Join now to get access to this content and more.
Become a SOAP member and have access to our benefits.
- 2020 SOAP Virtual Meeting Series Videos
- For Review: SOAP Consensus Statement on Neuraxial Procedures in Thrombocytopenic Parturients
- Sample Centers of Excellence Applications
- ASA Corner
- SOAP Policy and Procedure Manual (P&P Manual)
- SOAP Expert Opinions
- SOAP's Learning Modules
- 2019 Annual Meeting Lecture Videos
- December 2018 - SOAP Unofficial Guide to ASA Committees Webinar
- Submit a Position
- View Job Postings
- Previous Meeting Archives
- Previous Meeting Abstract Search
- CMS Guidelines
- Member Benefits
- Newsletter Clinical Articles
- ACOG Documents
- Search our Patient Safety Archive
- Ask SOAP a Question
- Global Health Opportunities
- And more…
Delayed Presentation of Amniotic Fluid Embolism - 2 Days Postpartum
Abstract Number: RF3AC-210
Abstract Type: Case Report Case Series
Amniotic fluid embolism (AFE) is a life-threatening obstetric emergency that is rare but deadly with high mortality rate1. Thought to be due to abnormal proinflammatory response to amniotic debris in maternal circulation, most case reports depict AFEs occurring in laboring and immediate postpartum patients2,3. We present an unusual case of AFE that occurred 46 hours postpartum.

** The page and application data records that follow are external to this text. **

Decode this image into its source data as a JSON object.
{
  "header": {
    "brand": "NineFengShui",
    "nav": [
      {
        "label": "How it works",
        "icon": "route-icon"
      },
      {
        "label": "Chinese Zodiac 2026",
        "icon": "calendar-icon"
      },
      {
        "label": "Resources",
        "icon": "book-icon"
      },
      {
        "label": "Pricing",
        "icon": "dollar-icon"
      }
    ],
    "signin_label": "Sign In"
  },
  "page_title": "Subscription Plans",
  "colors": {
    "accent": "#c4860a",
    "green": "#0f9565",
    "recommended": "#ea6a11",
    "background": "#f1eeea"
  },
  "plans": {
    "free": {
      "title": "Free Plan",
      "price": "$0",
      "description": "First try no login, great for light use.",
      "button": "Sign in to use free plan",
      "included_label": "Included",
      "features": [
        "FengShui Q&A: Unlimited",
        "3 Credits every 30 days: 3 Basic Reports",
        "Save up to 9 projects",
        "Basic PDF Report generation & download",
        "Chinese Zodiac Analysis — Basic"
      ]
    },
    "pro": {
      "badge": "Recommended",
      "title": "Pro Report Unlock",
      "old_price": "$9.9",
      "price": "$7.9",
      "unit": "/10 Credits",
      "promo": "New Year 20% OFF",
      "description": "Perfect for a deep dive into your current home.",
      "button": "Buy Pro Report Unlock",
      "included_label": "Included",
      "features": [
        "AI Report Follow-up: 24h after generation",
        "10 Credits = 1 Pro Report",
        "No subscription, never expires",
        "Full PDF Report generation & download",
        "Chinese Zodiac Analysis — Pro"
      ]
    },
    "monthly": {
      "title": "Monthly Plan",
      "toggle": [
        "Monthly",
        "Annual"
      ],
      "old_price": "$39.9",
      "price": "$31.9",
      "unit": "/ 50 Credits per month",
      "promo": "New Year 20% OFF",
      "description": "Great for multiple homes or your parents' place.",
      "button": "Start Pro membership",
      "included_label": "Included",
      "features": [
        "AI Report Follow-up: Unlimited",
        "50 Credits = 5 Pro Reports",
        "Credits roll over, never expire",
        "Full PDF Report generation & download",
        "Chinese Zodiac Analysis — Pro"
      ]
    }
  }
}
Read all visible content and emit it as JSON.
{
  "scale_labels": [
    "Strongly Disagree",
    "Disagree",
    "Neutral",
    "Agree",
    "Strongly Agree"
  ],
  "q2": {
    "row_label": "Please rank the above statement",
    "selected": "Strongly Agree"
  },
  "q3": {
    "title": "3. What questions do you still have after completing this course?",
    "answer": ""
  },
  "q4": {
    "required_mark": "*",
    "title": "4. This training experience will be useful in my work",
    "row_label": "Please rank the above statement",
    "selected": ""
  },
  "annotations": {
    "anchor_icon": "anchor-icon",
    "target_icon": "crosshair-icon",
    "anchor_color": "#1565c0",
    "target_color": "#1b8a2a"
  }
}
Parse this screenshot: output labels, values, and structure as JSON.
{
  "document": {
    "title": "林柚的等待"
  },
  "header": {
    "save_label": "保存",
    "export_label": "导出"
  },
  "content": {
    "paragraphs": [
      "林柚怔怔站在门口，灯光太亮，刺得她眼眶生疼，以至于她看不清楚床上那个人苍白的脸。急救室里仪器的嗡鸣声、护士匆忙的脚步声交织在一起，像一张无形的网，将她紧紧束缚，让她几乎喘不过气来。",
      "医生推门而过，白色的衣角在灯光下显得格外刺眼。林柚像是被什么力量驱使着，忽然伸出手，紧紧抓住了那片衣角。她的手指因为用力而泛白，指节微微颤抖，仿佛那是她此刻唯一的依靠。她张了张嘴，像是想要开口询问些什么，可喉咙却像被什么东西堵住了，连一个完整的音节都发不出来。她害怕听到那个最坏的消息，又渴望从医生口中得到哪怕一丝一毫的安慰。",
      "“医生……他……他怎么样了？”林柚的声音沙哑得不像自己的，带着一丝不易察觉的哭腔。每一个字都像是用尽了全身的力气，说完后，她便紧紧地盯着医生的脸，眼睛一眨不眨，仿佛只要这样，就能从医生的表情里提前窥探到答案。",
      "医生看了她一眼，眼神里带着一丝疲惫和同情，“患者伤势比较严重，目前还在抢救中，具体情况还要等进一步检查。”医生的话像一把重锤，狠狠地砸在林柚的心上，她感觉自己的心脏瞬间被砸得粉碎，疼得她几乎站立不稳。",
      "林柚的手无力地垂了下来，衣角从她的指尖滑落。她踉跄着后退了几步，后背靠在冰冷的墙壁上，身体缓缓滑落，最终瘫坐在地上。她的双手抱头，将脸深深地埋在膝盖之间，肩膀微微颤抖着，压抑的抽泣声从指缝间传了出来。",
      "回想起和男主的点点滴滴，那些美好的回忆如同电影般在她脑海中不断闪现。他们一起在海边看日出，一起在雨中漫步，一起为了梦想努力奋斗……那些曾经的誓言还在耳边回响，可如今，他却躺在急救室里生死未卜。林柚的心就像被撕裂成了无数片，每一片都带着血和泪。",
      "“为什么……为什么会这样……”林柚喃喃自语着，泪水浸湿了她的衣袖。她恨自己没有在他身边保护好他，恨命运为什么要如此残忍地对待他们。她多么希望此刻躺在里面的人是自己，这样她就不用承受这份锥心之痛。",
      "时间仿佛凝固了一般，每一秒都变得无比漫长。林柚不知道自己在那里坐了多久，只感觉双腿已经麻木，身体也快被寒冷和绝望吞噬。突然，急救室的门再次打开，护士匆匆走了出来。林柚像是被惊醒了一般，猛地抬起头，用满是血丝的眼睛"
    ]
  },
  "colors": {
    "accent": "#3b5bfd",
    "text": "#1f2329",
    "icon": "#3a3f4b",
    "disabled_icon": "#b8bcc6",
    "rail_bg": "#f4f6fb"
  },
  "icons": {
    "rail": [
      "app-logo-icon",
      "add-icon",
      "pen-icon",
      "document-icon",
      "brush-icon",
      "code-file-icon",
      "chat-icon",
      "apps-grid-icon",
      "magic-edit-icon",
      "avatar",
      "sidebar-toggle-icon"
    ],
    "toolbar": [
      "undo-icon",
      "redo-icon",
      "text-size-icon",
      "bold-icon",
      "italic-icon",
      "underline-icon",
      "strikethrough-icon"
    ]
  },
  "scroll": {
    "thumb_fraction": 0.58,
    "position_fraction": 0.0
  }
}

33-year-old G1P0 at 39w1 had spontaneous vaginal birth following induction of labor for severe preeclampsia. Her course was complicated by labial hematoma requiring vaginal packing, but CT scan did not reveal active extravasation. She was hemodynamically stable, afebrile throughout, and packing was removed subsequently. She received Cefoxitin for 24 hours post procedure.
46 hours postpartum, patient reported sudden onset of shaking and shortness of breath while breastfeeding. She was tachycardic, tachypneic, and O2Sat 97% on 2L NC. Within minutes, she became progressively altered, with thready pulse and wheezing requiring urgent intubation. Shortly after, she experienced pulseless electrical activity (PEA) arrest with evidence of disseminated intravascular coagulation (DIC). Despite 85 minutes of ACLS and massive transfusion protocol, patient expired.
Postmortem autopsy did not demonstrate pulmonary emboli, tamponade, coronary occlusions, internal hemorrhage, stroke or anaphylactic edema. Emboli of amniotic fluid squamous cells were not seen. No bacteria in specimen and 16S ribosomal RNA sequencing was also negative. Furthermore, there was no sign of labial purulence or fasciitis, and placenta showed no signs of infection.
The diagnosis of AFE remains clinical and that of exclusion, after eliminating other potential causes of maternal cardiopulmonary and hemostatic derangement4. Typical presentations of AFE include sudden onset cardiorespiratory compromise, DIC, and seizure that can rapidly progress. Amniotic debris is ubiquitously present in all maternal circulation, therefore, AFE occurs in at risk mom-fetal pair5. What is unclear, however, is how long fetal/amniotic tissue remains in maternal circulation. Furthermore, it’s unknown if vaginal manipulation for packing triggered proinflammatory response that then lead to this delayed presentation of AFE 47 hours postpartum.
1. Morau, E. Amniotic fluid embolism. Prat. en Anesth. Reanim. 22, 264–268 (2018).
2. Clark, S. L., et al. Amniotic fluid embolism: Analysis of the national registry. Am. J. Obstet. Gynecol. 172, 1158–1169 (1995).
3. Bonnet, M. P. et al. Maternal Death Due to Amniotic Fluid Embolism: A National Study in France. Anesth. Analg. 126, 175–182 (2018).
4. Kobayashi, H. et al. Comparison of the different definition criteria for the diagnosis of amniotic fluid embolism. J. Clin. Diagnostic Res. 11, (2017).
5. Dildy, G. A., Belfort, M. A. & Clark, S. L. Amniotic Fluid Embolism Historic considerations. (2019).